INPUT »

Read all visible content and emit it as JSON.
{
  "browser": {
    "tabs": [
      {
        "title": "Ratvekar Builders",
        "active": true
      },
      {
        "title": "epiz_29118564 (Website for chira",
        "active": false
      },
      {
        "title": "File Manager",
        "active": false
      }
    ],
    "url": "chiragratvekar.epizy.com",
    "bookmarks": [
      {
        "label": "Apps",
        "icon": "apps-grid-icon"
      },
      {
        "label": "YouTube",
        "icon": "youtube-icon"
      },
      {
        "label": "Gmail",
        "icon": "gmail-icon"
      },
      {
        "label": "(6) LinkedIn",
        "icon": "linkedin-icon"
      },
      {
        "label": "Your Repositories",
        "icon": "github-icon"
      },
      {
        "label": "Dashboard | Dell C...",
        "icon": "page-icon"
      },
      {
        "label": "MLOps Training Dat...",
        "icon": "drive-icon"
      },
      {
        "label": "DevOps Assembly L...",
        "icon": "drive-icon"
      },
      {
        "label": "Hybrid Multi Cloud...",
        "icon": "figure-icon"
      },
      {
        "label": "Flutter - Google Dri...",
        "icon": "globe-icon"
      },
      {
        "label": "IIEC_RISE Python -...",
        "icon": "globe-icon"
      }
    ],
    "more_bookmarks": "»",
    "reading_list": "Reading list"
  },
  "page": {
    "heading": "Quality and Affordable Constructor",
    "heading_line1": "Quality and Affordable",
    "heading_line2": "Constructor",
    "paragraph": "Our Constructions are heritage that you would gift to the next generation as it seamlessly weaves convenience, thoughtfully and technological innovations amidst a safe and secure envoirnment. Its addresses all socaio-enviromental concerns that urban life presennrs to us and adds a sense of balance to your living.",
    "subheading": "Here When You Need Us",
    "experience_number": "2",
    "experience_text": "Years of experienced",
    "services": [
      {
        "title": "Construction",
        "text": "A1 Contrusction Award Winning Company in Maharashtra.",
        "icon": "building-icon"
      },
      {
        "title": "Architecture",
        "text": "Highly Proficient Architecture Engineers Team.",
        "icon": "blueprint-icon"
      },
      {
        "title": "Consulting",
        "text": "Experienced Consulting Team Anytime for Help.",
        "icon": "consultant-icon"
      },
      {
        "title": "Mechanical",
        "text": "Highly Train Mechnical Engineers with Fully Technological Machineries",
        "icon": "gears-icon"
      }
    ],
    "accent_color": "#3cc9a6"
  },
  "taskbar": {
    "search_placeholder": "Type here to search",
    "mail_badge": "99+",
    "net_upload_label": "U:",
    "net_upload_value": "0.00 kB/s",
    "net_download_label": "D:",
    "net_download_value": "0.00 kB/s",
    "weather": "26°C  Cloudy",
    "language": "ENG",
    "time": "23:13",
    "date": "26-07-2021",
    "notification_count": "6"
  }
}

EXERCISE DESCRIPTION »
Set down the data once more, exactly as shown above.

SOLUTION FOR THIS TASK »
Read all visible content and emit it as JSON.
{
  "browser": {
    "tabs": [
      {
        "title": "Ratvekar Builders",
        "active": true
      },
      {
        "title": "epiz_29118564 (Website for chira",
        "active": false
      },
      {
        "title": "File Manager",
        "active": false
      }
    ],
    "url": "chiragratvekar.epizy.com",
    "bookmarks": [
      {
        "label": "Apps",
        "icon": "apps-grid-icon"
      },
      {
        "label": "YouTube",
        "icon": "youtube-icon"
      },
      {
        "label": "Gmail",
        "icon": "gmail-icon"
      },
      {
        "label": "(6) LinkedIn",
        "icon": "linkedin-icon"
      },
      {
        "label": "Your Repositories",
        "icon": "github-icon"
      },
      {
        "label": "Dashboard | Dell C...",
        "icon": "page-icon"
      },
      {
        "label": "MLOps Training Dat...",
        "icon": "drive-icon"
      },
      {
        "label": "DevOps Assembly L...",
        "icon": "drive-icon"
      },
      {
        "label": "Hybrid Multi Cloud...",
        "icon": "figure-icon"
      },
      {
        "label": "Flutter - Google Dri...",
        "icon": "globe-icon"
      },
      {
        "label": "IIEC_RISE Python -...",
        "icon": "globe-icon"
      }
    ],
    "more_bookmarks": "»",
    "reading_list": "Reading list"
  },
  "page": {
    "heading": "Quality and Affordable Constructor",
    "heading_line1": "Quality and Affordable",
    "heading_line2": "Constructor",
    "paragraph": "Our Constructions are heritage that you would gift to the next generation as it seamlessly weaves convenience, thoughtfully and technological innovations amidst a safe and secure envoirnment. Its addresses all socaio-enviromental concerns that urban life presennrs to us and adds a sense of balance to your living.",
    "subheading": "Here When You Need Us",
    "experience_number": "2",
    "experience_text": "Years of experienced",
    "services": [
      {
        "title": "Construction",
        "text": "A1 Contrusction Award Winning Company in Maharashtra.",
        "icon": "building-icon"
      },
      {
        "title": "Architecture",
        "text": "Highly Proficient Architecture Engineers Team.",
        "icon": "blueprint-icon"
      },
      {
        "title": "Consulting",
        "text": "Experienced Consulting Team Anytime for Help.",
        "icon": "consultant-icon"
      },
      {
        "title": "Mechanical",
        "text": "Highly Train Mechnical Engineers with Fully Technological Machineries",
        "icon": "gears-icon"
      }
    ],
    "accent_color": "#3cc9a6"
  },
  "taskbar": {
    "search_placeholder": "Type here to search",
    "mail_badge": "99+",
    "net_upload_label": "U:",
    "net_upload_value": "0.00 kB/s",
    "net_download_label": "D:",
    "net_download_value": "0.00 kB/s",
    "weather": "26°C  Cloudy",
    "language": "ENG",
    "time": "23:13",
    "date": "26-07-2021",
    "notification_count": "6"
  }
}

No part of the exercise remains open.